I’m enjoying preparing for worship this coming Easter Sunday. What a great day to celebrate and reflect on. I came across this quote from William Stringfellow (from Sojourners in 1976) and love it. It made me think, who is it that we think was raised to life that Sunday so long ago?
Most churchfolk in American Christendom, especially those of a white bourgeois rearing, have, for generations, in both Sunday School and sanctuary, been furnished an impression of Jesus as a person who went briefly about teaching love and doing good: gentle Jesus, pure Jesus, meek Jesus, pastoral Jesus, honest Jesus, fragrant Jesus, passive Jesus, peaceful Jesus, healing Jesus, celibate Jesus, clean Jesus, virtuous Jesus, innocuous Jesus. Oddly enough, this image of Jesus stands in blatant discrepancy to biblical accounts of the ministry of Jesus familiar to everyone (by which Jesus is known to have been controversial in relation to his family and in synagogue appearances, to have suffered poignantly, to have known complete rejection of intimates no less than enemies, and to have been greeted more often with apprehension than acclaim).
Sharing from his childhood Stringfellow goes on to say:
I became aware that others’ felt this discrepancy, too, and that some met it by steadfastly concentrating on the idea of an innocuous Jesus since that convenienced their way of life. They made the effort to overlook the contrary evidence of Holy Week and the disquiet it occasioned. Some others, I noticed, opted the other way: they ideologized Jesus, rendering him a more political agitator. I found both of these attempts deeply unsatisfactory, both being narrow and acculturated versions of Jesus, the one pietistic, the other political.

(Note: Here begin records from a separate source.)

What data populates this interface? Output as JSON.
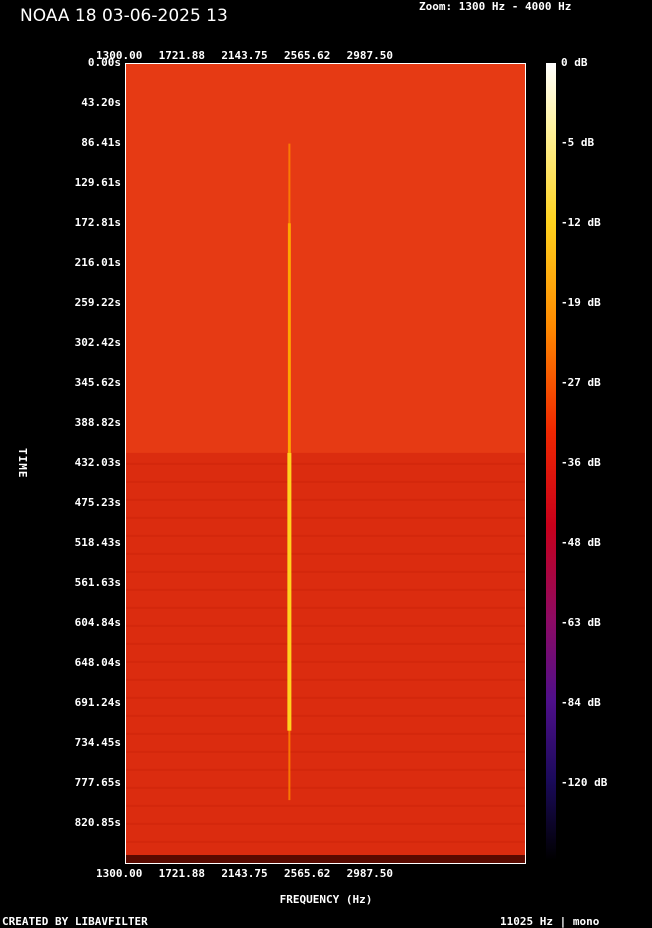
{
  "title": "NOAA 18 03-06-2025 13",
  "zoom": "Zoom: 1300 Hz - 4000 Hz",
  "footer_left": "CREATED BY LIBAVFILTER",
  "footer_right": "11025 Hz | mono",
  "chart_data": {
    "type": "heatmap",
    "xlabel": "FREQUENCY (Hz)",
    "ylabel": "TIME",
    "xlim": [
      1300,
      4000
    ],
    "ylim": [
      0,
      864
    ],
    "x_ticks": [
      "1300.00",
      "1721.88",
      "2143.75",
      "2565.62",
      "2987.50"
    ],
    "y_ticks": [
      "0.00s",
      "43.20s",
      "86.41s",
      "129.61s",
      "172.81s",
      "216.01s",
      "259.22s",
      "302.42s",
      "345.62s",
      "388.82s",
      "432.03s",
      "475.23s",
      "518.43s",
      "561.63s",
      "604.84s",
      "648.04s",
      "691.24s",
      "734.45s",
      "777.65s",
      "820.85s"
    ],
    "colorbar_ticks": [
      "0 dB",
      "-5 dB",
      "-12 dB",
      "-19 dB",
      "-27 dB",
      "-36 dB",
      "-48 dB",
      "-63 dB",
      "-84 dB",
      "-120 dB"
    ],
    "colors": {
      "background_noise": "#e63a14",
      "darker_band": "#d82a0e",
      "signal": "#ffd21e"
    },
    "signal": {
      "frequency_hz": 2400,
      "time_start_s": 86,
      "time_end_s": 795,
      "strong_start_s": 420,
      "strong_end_s": 720
    },
    "darker_band_start_s": 420
  }
}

And isn’t this still often how we try and access Jesus? He is either pietistic, or political. It is really hard to imagine someone like Martin Luther King Jr. or John Woolman or Simone Weil, who was both faithful and religious, and yet created a lot of problems for the powers that be. Religion in our day either teaches us to stay out of the way, or that being a pain in the ass is the only way.
Yet, Jesus, the one hung as an insurrectionist, approaches a weeping woman (Mary) in the Garden and comforts her. He gives her a new hope and she is the first witness to resurrection. I think we want it one way or the other, we want piety or politics but Jesus reminds us that the call to follow him is not so easily drawn with hard and fast lines. We are called to move beyond ourselves, to be challenged and changed, to turn around as Mary did, and respond to the voice of the risen one.